“We called this report Can’t Stay and Can’t Go because of that tension we heard from renters,” states Gavin Torvik of the Victoria Tenant Action Group (VTAG), “the looming risk of being forced out of your home by renoviction or rent increase combined with the real fear of having nowhere to go.

The tight market affects not only renters’ future prospects but the power imbalance with their current landlords: 47% did not ask for repairs out of fear it would negatively impact their tenancy. One participant said that when they told their landlord they needed pest control called, the landlord called an appraiser.

“People feel that even if they have housing, their number will soon be up,” says Cameron Welch of VTAG, “And when it is, being forced out into this housing crisis is like being thrown to the wolves. So they’re stuck, they’re always stressed out, and they’re vulnerable to being exploited.”

Renters lack confidence that the Residential Tenancy Branch will protect them. Although nearly half of participants felt they had been in a living situation in which their rights were violated, only one eighth had chosen to go through dispute resolution. Renters cited impact on life, unpredictability of outcome, uncertainty about the law, and time as reasons for their reluctance.

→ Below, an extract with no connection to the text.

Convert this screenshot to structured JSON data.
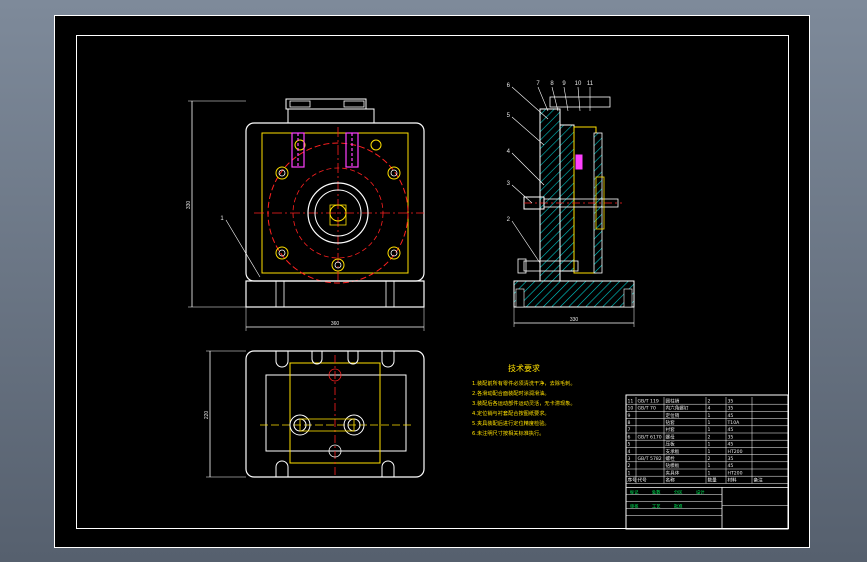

“The CSPC did this study because the real experiences of renters are lost in policy dialogues, meaning well-intended policies are often misaligned,” says Diana Gibson, Senior Researcher with the Community Social Planning Council. “Anyone engaged in housing policy and planning will want to look at this data.”

The report includes policy priorities indicated by renters and a call for more action by the municipal and provincial governments.

This report was made possible by a grant from the Victoria Foundation.

Click here for full report.